Wine classes connect students to industry
Last fall, a new batch of PCC students met Medici and toured his winery as part of Portland Community College’s Community Education Program and it’s Oregon Wines Series.
In the class, students meet at various wineries across the fertile Willamette Valley to learn everything from picking grapes to fermentation to bottling wine. This behind-the-scenes experience gives students the chance to sip wines and talk with winemakers.
“We’ve taken these classes for 10 years and I don’t think we’ve ever talked about the same thing twice,” said Rose Yandell who, along with her husband John, is a faithful devotee. “We kid that we’re never going to graduate. I guess we’re not smart enough.”
The Northeast Portland couple enrolled in the non-credit courses after spending weekends tasting wine at local wineries but walking away with questions about the entire process. Now they spend many Saturday mornings learning about viticulture with classmates who have become close friends. The couple even schedules vacations around the wine classes.
“My knowledge is very deep about Oregon pinots, but don’t ask me about French Bordeaux,” she said smiling. “I love Oregon pinot because no one makes it the same way but no winemaker criticizes another winemaker for the way he or she makes it.”
Courses attract diverse group of people
The popular wine appreciation series draws students from all backgrounds and experience levels. Novice wine tasters mix with oenologists. The fall term touched on such topics as the history of Oregon wines, building your wine palate, and growing a brand from scratch.

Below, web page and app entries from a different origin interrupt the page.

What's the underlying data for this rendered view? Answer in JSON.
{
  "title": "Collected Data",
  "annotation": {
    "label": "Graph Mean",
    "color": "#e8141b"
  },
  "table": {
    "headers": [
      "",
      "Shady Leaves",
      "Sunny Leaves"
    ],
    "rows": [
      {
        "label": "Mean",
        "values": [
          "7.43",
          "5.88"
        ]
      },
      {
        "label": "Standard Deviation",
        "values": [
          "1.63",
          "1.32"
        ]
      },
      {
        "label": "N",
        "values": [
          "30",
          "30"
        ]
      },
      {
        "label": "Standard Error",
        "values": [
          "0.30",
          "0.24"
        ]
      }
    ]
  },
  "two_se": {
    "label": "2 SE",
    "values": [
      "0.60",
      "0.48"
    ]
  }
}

“We’ve had countless students come to this class knowing basically nothing about wine. But they will learn plenty if they continue to attend because there is new information every week,” said instructor Diane Johnson. Johnson was a perpetual pupil before she was approached to coordinate the series.
“It’s incredibly fun mining my contacts to come up with the very best classes and speakers out there,” she said. “I’ve met some incredible folks in the wine industry and have such an appreciation for the work and talent involved in their businesses. Most of all, there’s always a lot to learn, and it’s fun to find those opportunities for the whole group.”
Robert Dupuy joined the class when his family hosted a 16-year-old French exchange student who apparently knew more about wine than him.
“That was not cool,” Dupuy chuckled. “I wanted to learn more about Oregon wines. I like wine a lot and my view is that making good wine is very complex. I’m not an expert but I’m very interested.”
Dupuy encourages anyone to take part in the series as winemakers are patient when newcomers ask basic questions.
Medici’s long history with PCC
When Hal Medici met with the PCC class, he talked about the early days and his motivation for buying land.
“This really was never intended for a commercial venture. It was a lifestyle I wanted for my kids,” said Medici, who grew up drinking wine made by his Tuscan-born father. “You should do something because you love it rather than just to profit from it.”
He also recalled his 30-year career teaching math at PCC, starting at the Failing School in 1966 and later moving on to the Sylvania and Rock Creek Campuses. While he officially retired in 1992, he drove 27 miles each way to teach one class at Rock Creek for another five years.
“There was never a time when I didn’t want to go to class,” said Medici. “PCC is such a fantastic institution and a tremendous contribution to the community.”